Scientists identified a big cause of Parkinson’s disease

Credit: Unsplash+

A recent study from the University of Copenhagen, led by Professor Shohreh Issazadeh-Navikas, has provided new insights into the underlying causes of Parkinson’s disease, the second most common neurodegenerative disorder affecting aging populations worldwide.

This research, published in Molecular Psychiatry, focuses on the blockage of a crucial cellular pathway that manages the mitochondria, often referred to as the cell’s powerhouse.

Parkinson’s disease affects approximately seven to ten million people globally and is the most prevalent movement disorder among older adults.

Despite its widespread impact, the root causes of Parkinson’s have largely remained a mystery. This study sheds light on a critical aspect of cellular dysfunction that contributes to the disease’s progression.

The research centers on how neurons, or nerve cells, manage their mitochondria. Mitochondria are essential for energy production in cells, but they can become damaged over time.

Typically, cells can clean up and recycle damaged mitochondria, a process akin to how people consume food and expel waste. However, the study found that in Parkinson’s disease, this cleanup process is disrupted due to a blockage in a specific signaling pathway.

This blockage is particularly problematic because it leads to the accumulation of damaged mitochondria, which in turn reduces the neuron’s ability to produce energy.

Over time, this lack of energy causes the neurons to deteriorate and die, leading to the development of Parkinson’s symptoms and, in many cases, progression to dementia.

The researchers discovered that the blockage is tied to a dysregulation of immune genes, which are crucial not only for combating viruses but also for regulating the energy supply within nerve cells.

Interestingly, these pathways are also involved in microbial and virus recognition, which is important for fighting infections such as COVID-19. A mutation in a related gene has even been linked to severe outcomes from COVID-19.

By analyzing four separate data sets, the team examined neurons from the brains of individuals with Parkinson’s disease to determine which genes were being expressed and how these patterns were disturbed, particularly in those who had also developed dementia associated with Parkinson’s.

They found that the damaged mitochondria lead to an increase in other toxic proteins.

A key finding from the study was the high expression of a protein called PIAS2 in the neurons of Parkinson’s patients compared to healthy individuals of the same age.

This suggests that PIAS2 and its associated pathways could be significant not only in typical Parkinson’s disease but also in familial forms of the disease.

The implications of this research are profound, as understanding this pathway blockage opens up potential avenues for developing treatments that could prevent or reverse the progression of Parkinson’s disease and its associated cognitive decline.

The team is optimistic that their findings will spur further research aimed at counteracting these blockages, offering hope for improved therapies in the future.

For individuals interested in further exploring Parkinson’s disease and cognitive health, ongoing research continues to unveil ways to potentially slow or prevent age-related cognitive decline and address neurodegenerative diseases effectively.

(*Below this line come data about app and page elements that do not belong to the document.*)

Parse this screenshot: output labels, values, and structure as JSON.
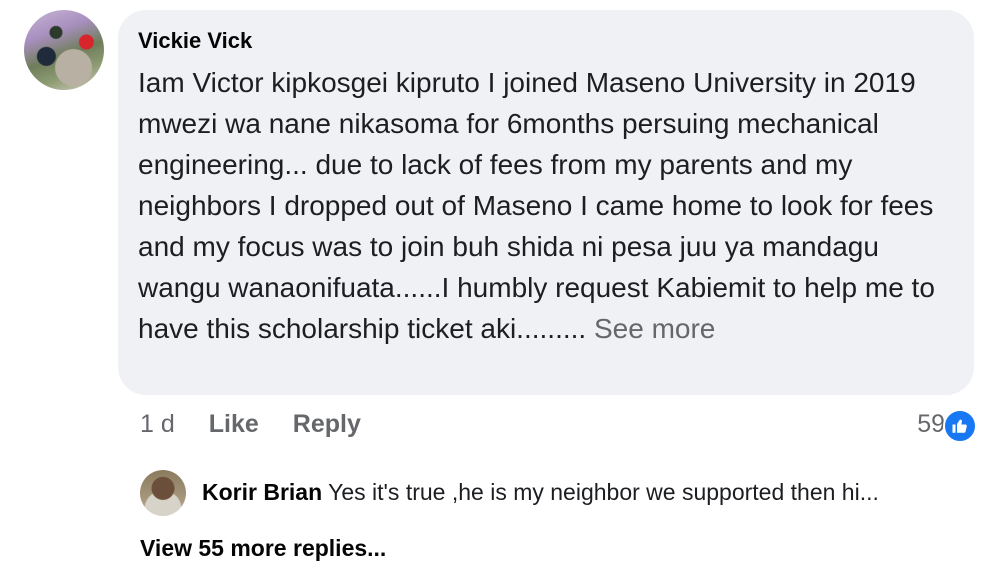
{
  "comment": {
    "author": "Vickie Vick",
    "text": "Iam Victor kipkosgei kipruto I joined Maseno University in 2019 mwezi wa nane nikasoma for 6months persuing mechanical engineering... due to lack of fees from my parents and my neighbors I dropped out of Maseno I came home to look for fees and my focus was to join buh shida ni pesa juu ya mandagu wangu wanaonifuata......I humbly request Kabiemit to help me to have this scholarship ticket aki.........",
    "see_more": "See more",
    "time": "1 d",
    "like_label": "Like",
    "reply_label": "Reply",
    "reaction_count": "59",
    "reaction_icon": "like-thumbs-up-icon"
  },
  "reply": {
    "author": "Korir Brian",
    "text": "Yes it's true ,he is my neighbor we supported then hi..."
  },
  "view_more_replies": "View 55 more replies...",
  "colors": {
    "bubble": "#eff1f5",
    "secondary_text": "#65676b",
    "like_blue": "#1877f2"
  }
}
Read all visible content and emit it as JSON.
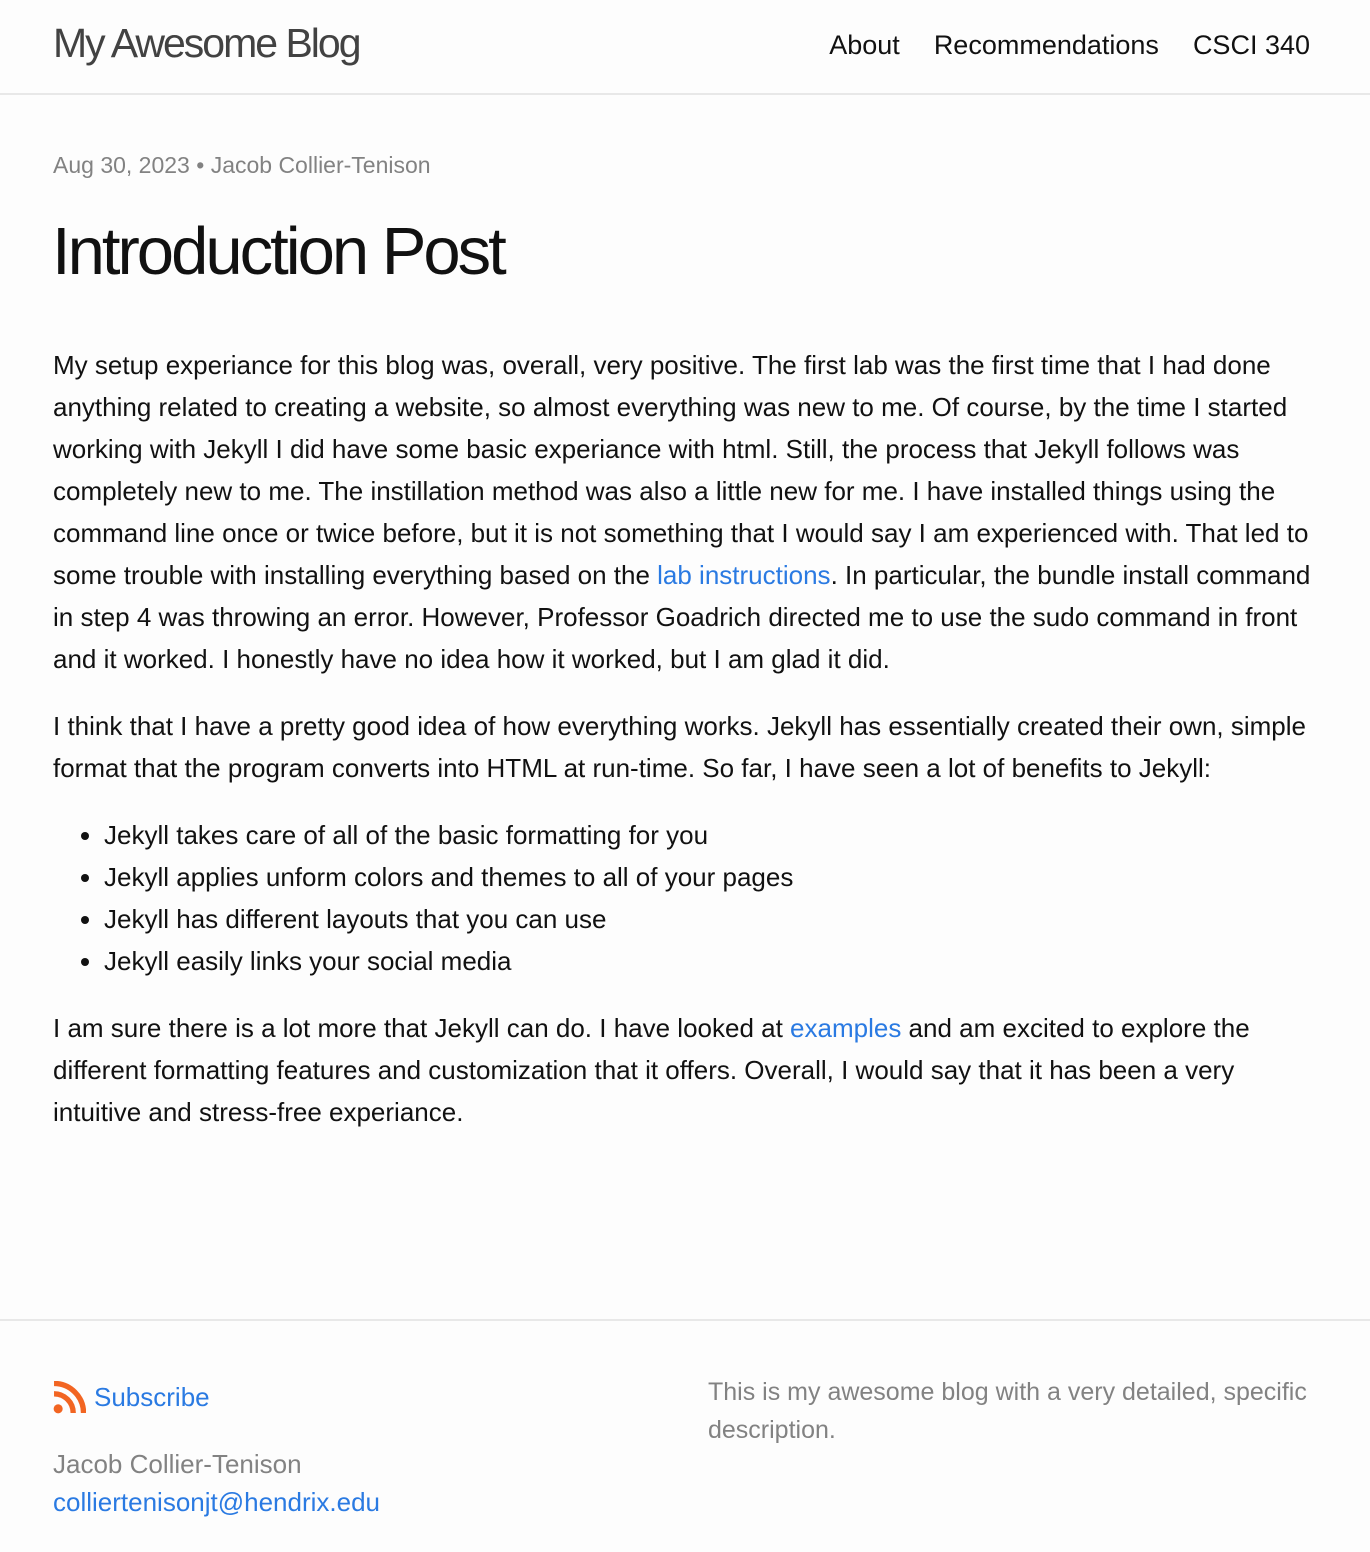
{
  "header": {
    "site_title": "My Awesome Blog",
    "nav": [
      {
        "label": "About"
      },
      {
        "label": "Recommendations"
      },
      {
        "label": "CSCI 340"
      }
    ]
  },
  "post": {
    "date": "Aug 30, 2023",
    "separator": "•",
    "author": "Jacob Collier-Tenison",
    "title": "Introduction Post",
    "p1_before": "My setup experiance for this blog was, overall, very positive. The first lab was the first time that I had done anything related to creating a website, so almost everything was new to me. Of course, by the time I started working with Jekyll I did have some basic experiance with html. Still, the process that Jekyll follows was completely new to me. The instillation method was also a little new for me. I have installed things using the command line once or twice before, but it is not something that I would say I am experienced with. That led to some trouble with installing everything based on the ",
    "p1_link": "lab instructions",
    "p1_after": ". In particular, the bundle install command in step 4 was throwing an error. However, Professor Goadrich directed me to use the sudo command in front and it worked. I honestly have no idea how it worked, but I am glad it did.",
    "p2": "I think that I have a pretty good idea of how everything works. Jekyll has essentially created their own, simple format that the program converts into HTML at run-time. So far, I have seen a lot of benefits to Jekyll:",
    "list": [
      "Jekyll takes care of all of the basic formatting for you",
      "Jekyll applies unform colors and themes to all of your pages",
      "Jekyll has different layouts that you can use",
      "Jekyll easily links your social media"
    ],
    "p3_before": "I am sure there is a lot more that Jekyll can do. I have looked at ",
    "p3_link": "examples",
    "p3_after": " and am excited to explore the different formatting features and customization that it offers. Overall, I would say that it has been a very intuitive and stress-free experiance."
  },
  "footer": {
    "subscribe_label": "Subscribe",
    "name": "Jacob Collier-Tenison",
    "email": "colliertenisonjt@hendrix.edu",
    "description": "This is my awesome blog with a very detailed, specific description."
  },
  "colors": {
    "link": "#2a7ae2",
    "meta": "#828282",
    "rss": "#f26522"
  },
  "icons": {
    "subscribe": "rss-icon"
  }
}
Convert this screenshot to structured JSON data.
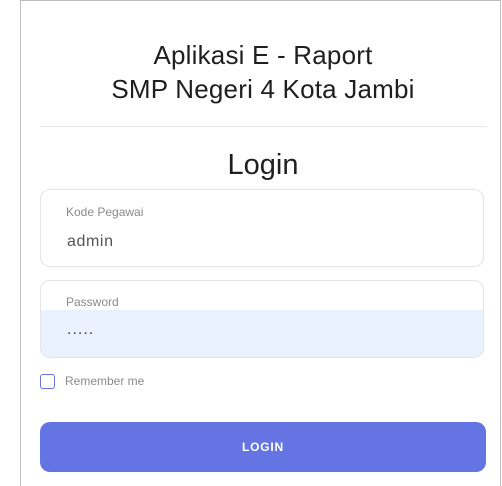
{
  "header": {
    "title_line1": "Aplikasi E - Raport",
    "title_line2": "SMP Negeri 4 Kota Jambi"
  },
  "form": {
    "heading": "Login",
    "username": {
      "label": "Kode Pegawai",
      "value": "admin"
    },
    "password": {
      "label": "Password",
      "masked_value": "....."
    },
    "remember": {
      "label": "Remember me",
      "checked": false
    },
    "submit_label": "LOGIN"
  },
  "colors": {
    "accent": "#6574e3",
    "autofill_bg": "#e9f0fe",
    "text_dark": "#1f1f1f",
    "text_muted": "#8a8a8a"
  }
}
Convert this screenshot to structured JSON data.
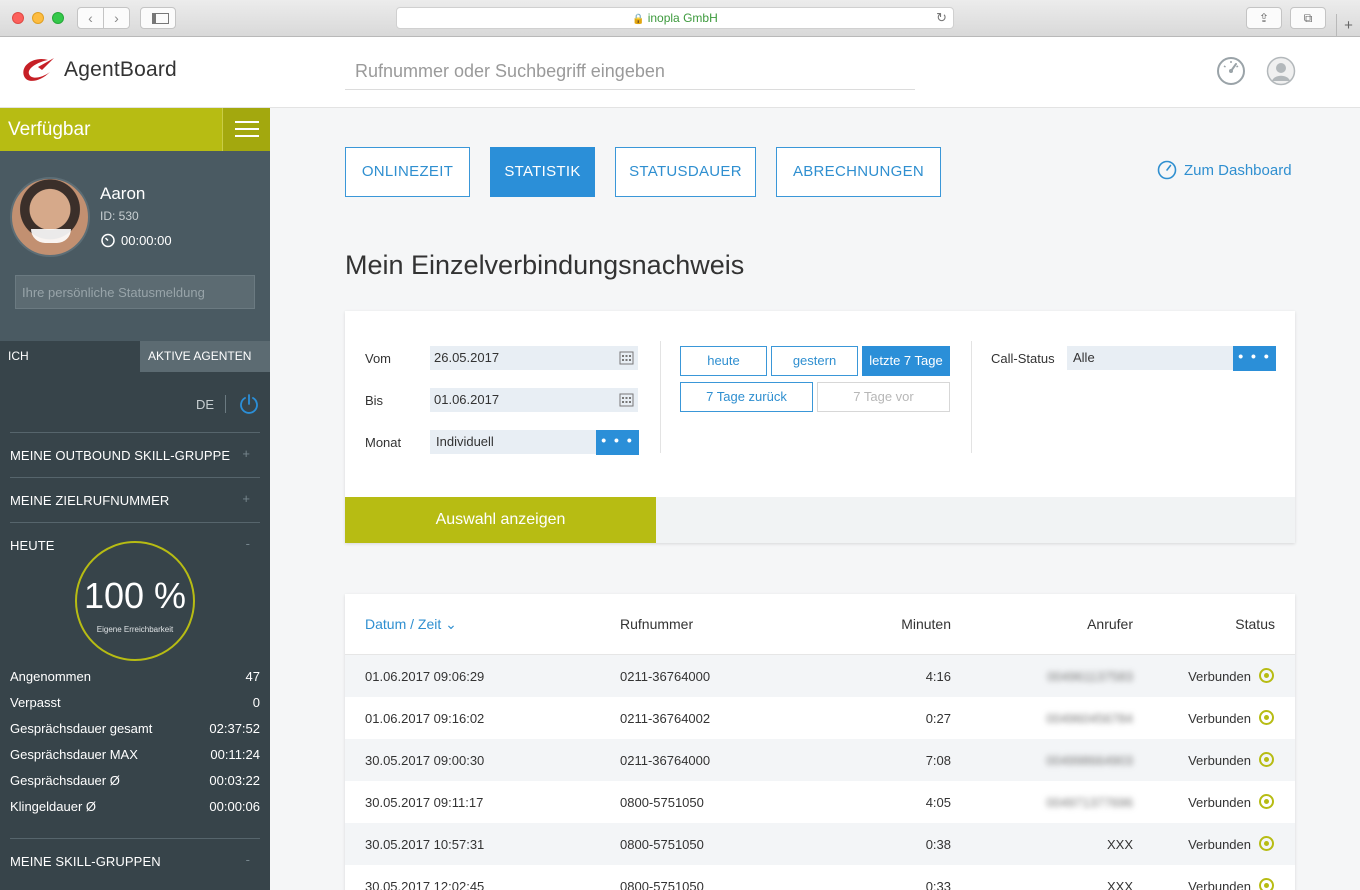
{
  "browser": {
    "url_text": "inopla GmbH"
  },
  "header": {
    "logo_text": "AgentBoard",
    "search_placeholder": "Rufnummer oder Suchbegriff eingeben"
  },
  "sidebar": {
    "availability": "Verfügbar",
    "profile": {
      "name": "Aaron",
      "id": "ID: 530",
      "timer": "00:00:00",
      "status_placeholder": "Ihre persönliche Statusmeldung"
    },
    "tabs": [
      "ICH",
      "AKTIVE AGENTEN"
    ],
    "language": "DE",
    "sections": {
      "outbound": "MEINE OUTBOUND SKILL-GRUPPE",
      "zielrufnummer": "MEINE ZIELRUFNUMMER",
      "heute": "HEUTE",
      "skill_gruppen": "MEINE SKILL-GRUPPEN"
    },
    "reachability": {
      "value": "100 %",
      "label": "Eigene Erreichbarkeit"
    },
    "stats": [
      {
        "label": "Angenommen",
        "value": "47"
      },
      {
        "label": "Verpasst",
        "value": "0"
      },
      {
        "label": "Gesprächsdauer gesamt",
        "value": "02:37:52"
      },
      {
        "label": "Gesprächsdauer MAX",
        "value": "00:11:24"
      },
      {
        "label": "Gesprächsdauer Ø",
        "value": "00:03:22"
      },
      {
        "label": "Klingeldauer Ø",
        "value": "00:00:06"
      }
    ]
  },
  "main": {
    "tabs": [
      "ONLINEZEIT",
      "STATISTIK",
      "STATUSDAUER",
      "ABRECHNUNGEN"
    ],
    "active_tab": "STATISTIK",
    "dashboard_link": "Zum Dashboard",
    "title": "Mein Einzelverbindungsnachweis",
    "filter": {
      "from_label": "Vom",
      "from_value": "26.05.2017",
      "to_label": "Bis",
      "to_value": "01.06.2017",
      "month_label": "Monat",
      "month_value": "Individuell",
      "quick": [
        "heute",
        "gestern",
        "letzte 7 Tage",
        "7 Tage zurück",
        "7 Tage vor"
      ],
      "call_status_label": "Call-Status",
      "call_status_value": "Alle",
      "dots": "• • •",
      "submit": "Auswahl anzeigen"
    },
    "table": {
      "headers": [
        "Datum / Zeit",
        "Rufnummer",
        "Minuten",
        "Anrufer",
        "Status"
      ],
      "sort_indicator": "⌄",
      "rows": [
        {
          "datetime": "01.06.2017 09:06:29",
          "number": "0211-36764000",
          "minutes": "4:16",
          "caller": "004961137583",
          "status": "Verbunden"
        },
        {
          "datetime": "01.06.2017 09:16:02",
          "number": "0211-36764002",
          "minutes": "0:27",
          "caller": "004960456784",
          "status": "Verbunden"
        },
        {
          "datetime": "30.05.2017 09:00:30",
          "number": "0211-36764000",
          "minutes": "7:08",
          "caller": "004998664903",
          "status": "Verbunden"
        },
        {
          "datetime": "30.05.2017 09:11:17",
          "number": "0800-5751050",
          "minutes": "4:05",
          "caller": "004971377696",
          "status": "Verbunden"
        },
        {
          "datetime": "30.05.2017 10:57:31",
          "number": "0800-5751050",
          "minutes": "0:38",
          "caller": "XXX",
          "status": "Verbunden"
        },
        {
          "datetime": "30.05.2017 12:02:45",
          "number": "0800-5751050",
          "minutes": "0:33",
          "caller": "XXX",
          "status": "Verbunden"
        }
      ]
    }
  },
  "colors": {
    "accent_blue": "#2b8fd8",
    "accent_green": "#b7bc13",
    "sidebar_bg": "#37444a"
  }
}
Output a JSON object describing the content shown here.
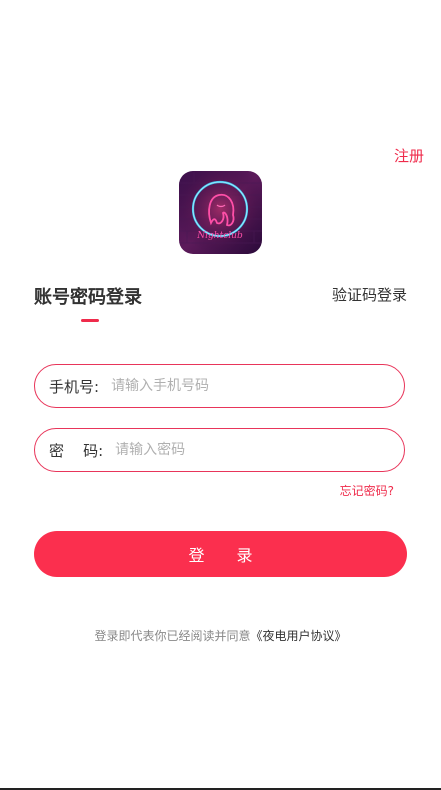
{
  "header": {
    "register_label": "注册"
  },
  "logo": {
    "icon": "nightclub-logo-icon",
    "script_text": "Nightclub"
  },
  "tabs": {
    "password_login": "账号密码登录",
    "code_login": "验证码登录"
  },
  "form": {
    "phone": {
      "label": "手机号:",
      "placeholder": "请输入手机号码",
      "value": ""
    },
    "password": {
      "label": "密    码:",
      "placeholder": "请输入密码",
      "value": ""
    },
    "forgot_label": "忘记密码?"
  },
  "login_button": {
    "label": "登　　录"
  },
  "agreement": {
    "prefix": "登录即代表你已经阅读并同意",
    "link": "《夜电用户协议》"
  },
  "colors": {
    "accent": "#ef2b4b",
    "button": "#fb2f4e",
    "border": "#e8355a"
  }
}
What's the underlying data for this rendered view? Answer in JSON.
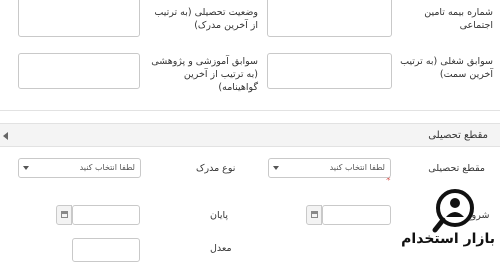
{
  "form": {
    "row1": {
      "right_label": "شماره بیمه تامین اجتماعی",
      "left_label": "وضعیت تحصیلی (به ترتیب از آخرین مدرک)"
    },
    "row2": {
      "right_label": "سوابق شغلی (به ترتیب آخرین سمت)",
      "left_label": "سوابق آموزشی و پژوهشی (به ترتیب از آخرین گواهینامه)"
    }
  },
  "section": {
    "title": "مقطع تحصیلی"
  },
  "education": {
    "degree_label": "مقطع تحصیلی",
    "degree_required_mark": "*",
    "degree_select_value": "لطفا انتخاب کنید",
    "doc_type_label": "نوع مدرک",
    "doc_type_select_value": "لطفا انتخاب کنید",
    "start_label": "شروع",
    "end_label": "پایان",
    "gpa_label": "معدل"
  },
  "watermark": {
    "text": "بازار استخدام"
  },
  "colors": {
    "border": "#c9c9c9",
    "section_bg": "#f4f4f4",
    "required": "#d9534f"
  }
}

If you care about Parkinson’s disease, please read studies about Vitamin E that may help prevent Parkinson’s disease, and Vitamin D could benefit people with Parkinson’s disease.

For more information about brain health, please see recent studies about new way to treat Parkinson’s disease, and results showing COVID-19 may be linked to Parkinson’s disease.

Copyright © 2024 Knowridge Science Report. All rights reserved.